▸ ACTIVITY:
Produce an exact copy of all the data below, dropping every image.

▸ EXTRACTED DATA:
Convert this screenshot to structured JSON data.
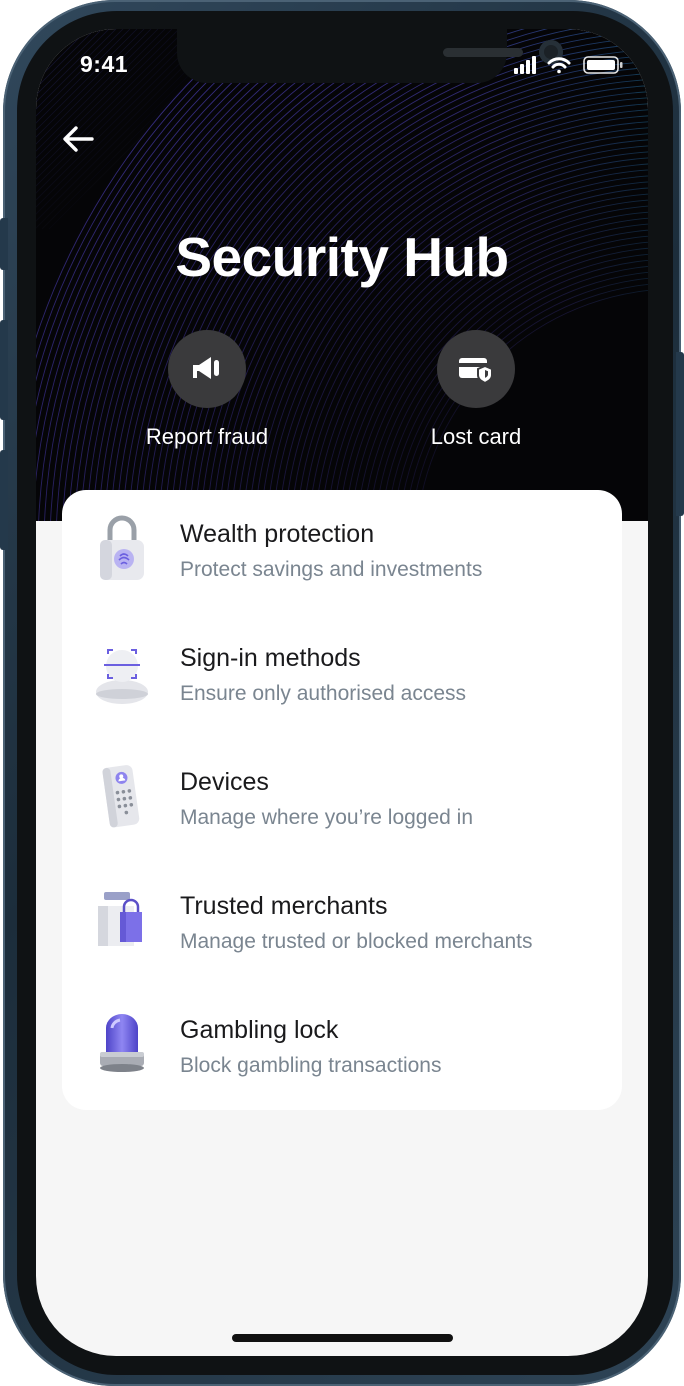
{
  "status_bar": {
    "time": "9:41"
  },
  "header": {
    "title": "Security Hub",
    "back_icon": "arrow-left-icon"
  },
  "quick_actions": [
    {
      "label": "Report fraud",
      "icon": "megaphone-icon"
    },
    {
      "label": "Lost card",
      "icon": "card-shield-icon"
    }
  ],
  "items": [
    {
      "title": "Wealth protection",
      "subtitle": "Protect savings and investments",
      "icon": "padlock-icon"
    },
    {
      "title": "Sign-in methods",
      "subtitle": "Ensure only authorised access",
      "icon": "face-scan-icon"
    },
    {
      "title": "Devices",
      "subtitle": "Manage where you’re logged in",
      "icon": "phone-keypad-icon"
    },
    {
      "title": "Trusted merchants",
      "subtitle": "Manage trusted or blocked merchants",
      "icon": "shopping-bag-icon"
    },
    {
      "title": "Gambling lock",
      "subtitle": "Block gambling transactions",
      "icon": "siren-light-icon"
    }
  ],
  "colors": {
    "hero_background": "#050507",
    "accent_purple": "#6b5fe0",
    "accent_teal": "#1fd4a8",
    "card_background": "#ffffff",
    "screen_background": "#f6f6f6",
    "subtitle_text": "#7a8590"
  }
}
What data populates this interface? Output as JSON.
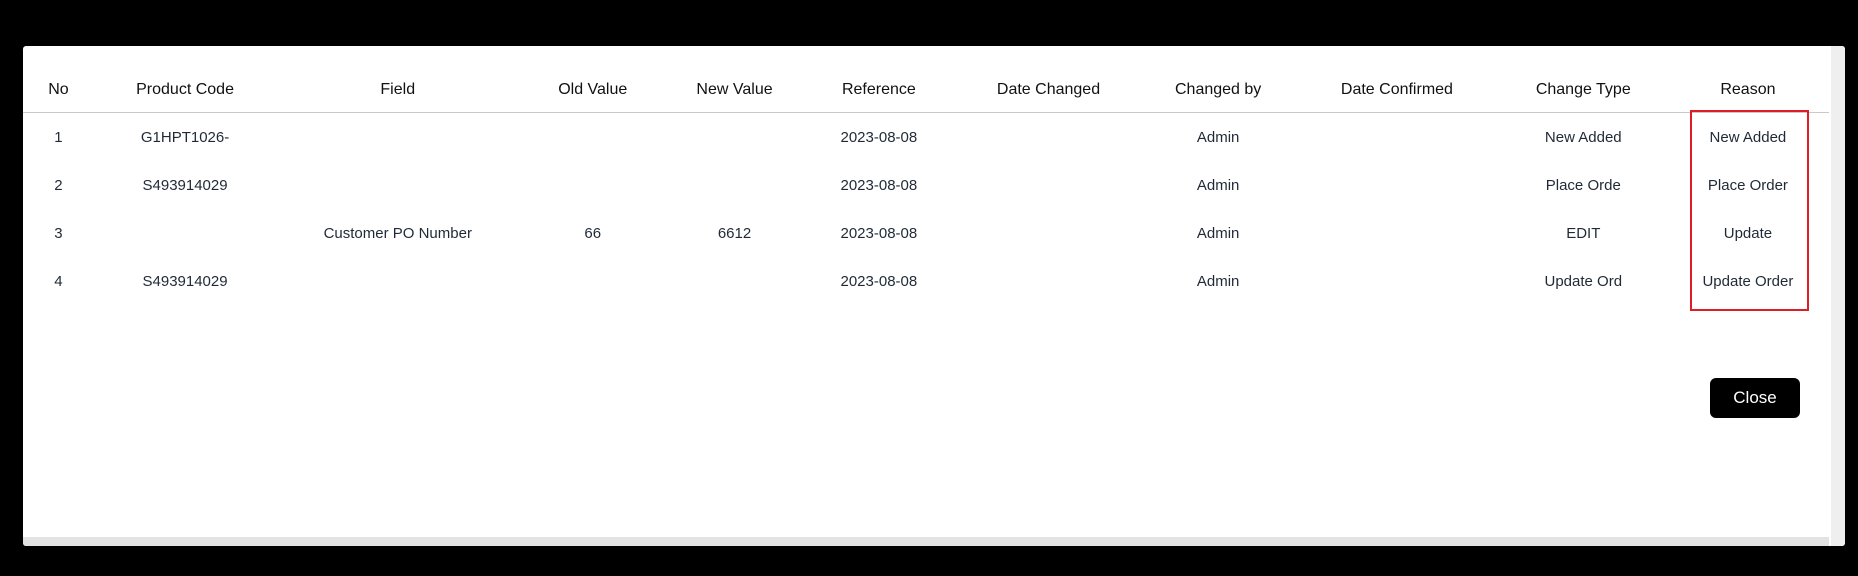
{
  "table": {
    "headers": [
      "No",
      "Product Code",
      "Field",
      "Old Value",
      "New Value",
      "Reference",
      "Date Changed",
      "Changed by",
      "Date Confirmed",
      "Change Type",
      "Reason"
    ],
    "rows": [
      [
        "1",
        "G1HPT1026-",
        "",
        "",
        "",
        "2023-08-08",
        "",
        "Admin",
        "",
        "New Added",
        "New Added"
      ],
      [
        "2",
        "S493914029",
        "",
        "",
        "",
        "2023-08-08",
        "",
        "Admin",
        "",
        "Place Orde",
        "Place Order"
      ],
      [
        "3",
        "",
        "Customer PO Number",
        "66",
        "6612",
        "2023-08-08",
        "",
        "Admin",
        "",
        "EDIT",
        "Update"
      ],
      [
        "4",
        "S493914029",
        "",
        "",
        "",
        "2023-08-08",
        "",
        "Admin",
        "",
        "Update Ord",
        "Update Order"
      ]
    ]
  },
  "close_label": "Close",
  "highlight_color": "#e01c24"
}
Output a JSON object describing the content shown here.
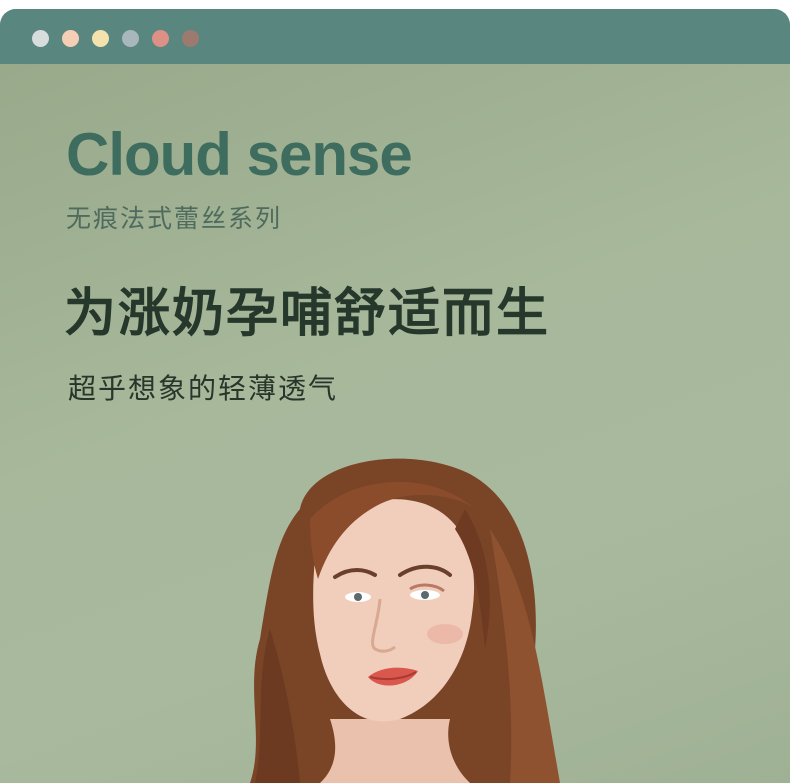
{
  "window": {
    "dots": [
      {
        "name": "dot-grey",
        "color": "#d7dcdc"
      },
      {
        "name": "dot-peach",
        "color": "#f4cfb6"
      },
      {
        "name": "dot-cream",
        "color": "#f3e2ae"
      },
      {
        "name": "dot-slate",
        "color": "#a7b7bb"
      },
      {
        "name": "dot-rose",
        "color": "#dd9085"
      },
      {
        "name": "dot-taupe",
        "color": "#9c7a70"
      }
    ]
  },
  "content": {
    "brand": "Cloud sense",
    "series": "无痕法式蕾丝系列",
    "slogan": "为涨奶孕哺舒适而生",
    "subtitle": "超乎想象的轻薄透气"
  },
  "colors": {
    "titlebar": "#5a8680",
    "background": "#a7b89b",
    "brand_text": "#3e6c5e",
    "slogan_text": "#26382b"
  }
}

▸ TASK RESPONSE:
Convert this screenshot to structured JSON data.
{
  "status_bar": {
    "time": "9:41"
  },
  "header": {
    "title": "Security Hub",
    "back_icon": "arrow-left-icon"
  },
  "quick_actions": [
    {
      "label": "Report fraud",
      "icon": "megaphone-icon"
    },
    {
      "label": "Lost card",
      "icon": "card-shield-icon"
    }
  ],
  "items": [
    {
      "title": "Wealth protection",
      "subtitle": "Protect savings and investments",
      "icon": "padlock-icon"
    },
    {
      "title": "Sign-in methods",
      "subtitle": "Ensure only authorised access",
      "icon": "face-scan-icon"
    },
    {
      "title": "Devices",
      "subtitle": "Manage where you’re logged in",
      "icon": "phone-keypad-icon"
    },
    {
      "title": "Trusted merchants",
      "subtitle": "Manage trusted or blocked merchants",
      "icon": "shopping-bag-icon"
    },
    {
      "title": "Gambling lock",
      "subtitle": "Block gambling transactions",
      "icon": "siren-light-icon"
    }
  ],
  "colors": {
    "hero_background": "#050507",
    "accent_purple": "#6b5fe0",
    "accent_teal": "#1fd4a8",
    "card_background": "#ffffff",
    "screen_background": "#f6f6f6",
    "subtitle_text": "#7a8590"
  }
}
What data populates this interface? Output as JSON.
{
  "table": {
    "headers": [
      "No",
      "Product Code",
      "Field",
      "Old Value",
      "New Value",
      "Reference",
      "Date Changed",
      "Changed by",
      "Date Confirmed",
      "Change Type",
      "Reason"
    ],
    "rows": [
      [
        "1",
        "G1HPT1026-",
        "",
        "",
        "",
        "2023-08-08",
        "",
        "Admin",
        "",
        "New Added",
        "New Added"
      ],
      [
        "2",
        "S493914029",
        "",
        "",
        "",
        "2023-08-08",
        "",
        "Admin",
        "",
        "Place Orde",
        "Place Order"
      ],
      [
        "3",
        "",
        "Customer PO Number",
        "66",
        "6612",
        "2023-08-08",
        "",
        "Admin",
        "",
        "EDIT",
        "Update"
      ],
      [
        "4",
        "S493914029",
        "",
        "",
        "",
        "2023-08-08",
        "",
        "Admin",
        "",
        "Update Ord",
        "Update Order"
      ]
    ]
  },
  "close_label": "Close",
  "highlight_color": "#e01c24"
}
Output a JSON object describing the content shown here.
{
  "window": {
    "dots": [
      {
        "name": "dot-grey",
        "color": "#d7dcdc"
      },
      {
        "name": "dot-peach",
        "color": "#f4cfb6"
      },
      {
        "name": "dot-cream",
        "color": "#f3e2ae"
      },
      {
        "name": "dot-slate",
        "color": "#a7b7bb"
      },
      {
        "name": "dot-rose",
        "color": "#dd9085"
      },
      {
        "name": "dot-taupe",
        "color": "#9c7a70"
      }
    ]
  },
  "content": {
    "brand": "Cloud sense",
    "series": "无痕法式蕾丝系列",
    "slogan": "为涨奶孕哺舒适而生",
    "subtitle": "超乎想象的轻薄透气"
  },
  "colors": {
    "titlebar": "#5a8680",
    "background": "#a7b89b",
    "brand_text": "#3e6c5e",
    "slogan_text": "#26382b"
  }
}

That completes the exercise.